> **Data in this exercise**:
++++++++++

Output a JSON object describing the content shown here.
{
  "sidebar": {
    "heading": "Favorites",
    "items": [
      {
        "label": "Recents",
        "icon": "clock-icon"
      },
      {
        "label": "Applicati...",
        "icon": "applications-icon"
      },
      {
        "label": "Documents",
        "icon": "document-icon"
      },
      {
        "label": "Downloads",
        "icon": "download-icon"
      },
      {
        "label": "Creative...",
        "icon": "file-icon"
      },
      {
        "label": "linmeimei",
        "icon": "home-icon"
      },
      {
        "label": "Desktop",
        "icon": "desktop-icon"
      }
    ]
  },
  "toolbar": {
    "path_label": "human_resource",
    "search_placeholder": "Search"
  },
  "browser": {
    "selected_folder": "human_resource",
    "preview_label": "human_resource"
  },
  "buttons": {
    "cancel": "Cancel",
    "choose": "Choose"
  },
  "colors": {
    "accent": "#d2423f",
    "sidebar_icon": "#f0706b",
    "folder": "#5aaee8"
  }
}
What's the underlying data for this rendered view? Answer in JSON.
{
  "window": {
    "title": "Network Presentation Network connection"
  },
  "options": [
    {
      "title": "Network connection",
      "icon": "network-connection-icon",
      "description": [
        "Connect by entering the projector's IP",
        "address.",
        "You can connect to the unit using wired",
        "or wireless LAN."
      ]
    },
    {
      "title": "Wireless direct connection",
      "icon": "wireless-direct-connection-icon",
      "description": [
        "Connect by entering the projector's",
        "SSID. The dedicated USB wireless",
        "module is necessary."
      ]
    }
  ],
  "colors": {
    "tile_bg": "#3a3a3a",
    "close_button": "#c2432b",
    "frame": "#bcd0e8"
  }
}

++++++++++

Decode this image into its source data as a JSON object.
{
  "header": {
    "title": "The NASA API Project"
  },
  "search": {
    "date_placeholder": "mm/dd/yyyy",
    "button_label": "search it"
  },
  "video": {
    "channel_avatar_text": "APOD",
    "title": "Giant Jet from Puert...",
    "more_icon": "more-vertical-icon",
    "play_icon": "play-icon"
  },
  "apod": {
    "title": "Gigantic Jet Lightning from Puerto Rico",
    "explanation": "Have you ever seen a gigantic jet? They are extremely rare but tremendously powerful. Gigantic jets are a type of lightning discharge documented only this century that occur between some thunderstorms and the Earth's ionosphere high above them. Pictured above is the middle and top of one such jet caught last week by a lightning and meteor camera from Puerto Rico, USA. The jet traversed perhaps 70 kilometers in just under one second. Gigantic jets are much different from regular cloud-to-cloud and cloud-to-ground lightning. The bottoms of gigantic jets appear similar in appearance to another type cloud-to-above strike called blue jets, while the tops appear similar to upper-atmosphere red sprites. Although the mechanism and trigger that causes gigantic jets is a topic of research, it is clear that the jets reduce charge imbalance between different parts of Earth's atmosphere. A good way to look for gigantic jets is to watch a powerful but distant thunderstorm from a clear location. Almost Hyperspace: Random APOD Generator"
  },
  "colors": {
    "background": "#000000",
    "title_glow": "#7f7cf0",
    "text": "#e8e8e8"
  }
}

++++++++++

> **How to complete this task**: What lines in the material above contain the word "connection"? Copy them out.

> **Response to the task**:
    "title": "Network Presentation Network connection"
      "title": "Network connection",
      "icon": "network-connection-icon",
      "title": "Wireless direct connection",
      "icon": "wireless-direct-connection-icon",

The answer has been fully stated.